It also gives me immense pride and happiness to inform you all that the World Health Organization has announced that it will open a WHO Global Centre for Traditional Medicine in India to strengthen the evidence, research, training and awareness of traditional and complementary medicine; which shows that India’s traditional knowledge and heritage is enriching the entire global community. This is in line with India’s age old philosophy of Vasudaivakutumbakam – which looks at the entire world as part of one big family and also stems from our approach to global issues which envisages a merger of local with global.
It is important then that this rich Indian heritage, i.e., Ayurveda, with its tremendous health benefits, be expanded in its global reach for Ayurveda’s expansion entails the welfare of the entire humanity.
One of the first things I ask any Kuwaiti friend I meet both at official level and social level is this. Have you been to India? Many have visited India many times. But we need to get many of young Kuwaitis to visit India. A visit to India has always been in the wish list of most of our Kuwaiti friends. My endeavour is to move their Visit India plan from a wish list to an active ‘things to do list’. I would like them to choose India as the first visit destination after the Covid 19. In fact the job of an Ambassador is to transform that wish list to a ‘to do this year’ list.
In this regard, I am happy to announce that the Embassy will be organizing a series of events throughout the year to promote Ayurveda. Ayurveda and Yoga will constitute an important aspect of the ‘Embassy Familiarisation Visit’ that we plan to start early next year for our children and friends. We are also launching an Ayurveda Information Center at the Embassy to share information in multiple languages on the wellness program that various reputed institutes organise in India. We are also launching an Ayurveda Bulletin in English and Arabic. This is part of our efforts in building an Aatmanirbhar Bharat to make India a centre for global wellness.

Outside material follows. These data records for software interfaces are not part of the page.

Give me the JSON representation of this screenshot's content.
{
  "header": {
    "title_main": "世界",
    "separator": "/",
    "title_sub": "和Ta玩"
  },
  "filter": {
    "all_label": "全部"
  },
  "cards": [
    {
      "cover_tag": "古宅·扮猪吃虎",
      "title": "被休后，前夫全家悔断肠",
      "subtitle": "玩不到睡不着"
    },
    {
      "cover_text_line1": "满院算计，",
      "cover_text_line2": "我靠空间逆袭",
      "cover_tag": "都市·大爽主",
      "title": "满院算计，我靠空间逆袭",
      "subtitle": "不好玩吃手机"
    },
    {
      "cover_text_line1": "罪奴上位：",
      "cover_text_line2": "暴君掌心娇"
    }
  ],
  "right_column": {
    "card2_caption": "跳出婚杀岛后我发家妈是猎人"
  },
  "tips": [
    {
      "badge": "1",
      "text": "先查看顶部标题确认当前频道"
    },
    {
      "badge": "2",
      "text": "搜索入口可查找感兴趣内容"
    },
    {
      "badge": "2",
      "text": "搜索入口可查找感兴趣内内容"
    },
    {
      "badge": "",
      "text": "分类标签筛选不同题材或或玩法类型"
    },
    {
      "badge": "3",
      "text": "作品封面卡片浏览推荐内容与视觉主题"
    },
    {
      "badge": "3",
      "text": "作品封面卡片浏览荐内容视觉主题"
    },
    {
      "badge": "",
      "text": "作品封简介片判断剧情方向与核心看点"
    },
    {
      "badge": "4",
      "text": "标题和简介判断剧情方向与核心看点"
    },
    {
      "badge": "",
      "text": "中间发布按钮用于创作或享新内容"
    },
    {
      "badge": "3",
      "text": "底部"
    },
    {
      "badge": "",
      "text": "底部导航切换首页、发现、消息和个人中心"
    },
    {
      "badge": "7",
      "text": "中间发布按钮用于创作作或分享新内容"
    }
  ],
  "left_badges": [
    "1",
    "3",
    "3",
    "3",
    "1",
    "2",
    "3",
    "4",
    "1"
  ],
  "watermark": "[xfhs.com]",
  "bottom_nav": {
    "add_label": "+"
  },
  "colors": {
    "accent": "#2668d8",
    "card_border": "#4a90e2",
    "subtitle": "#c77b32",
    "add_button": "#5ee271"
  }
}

I look forward to working closely with all our friends and experts to create a sustainable and mutually beneficial platform for promotion of Ayurveda.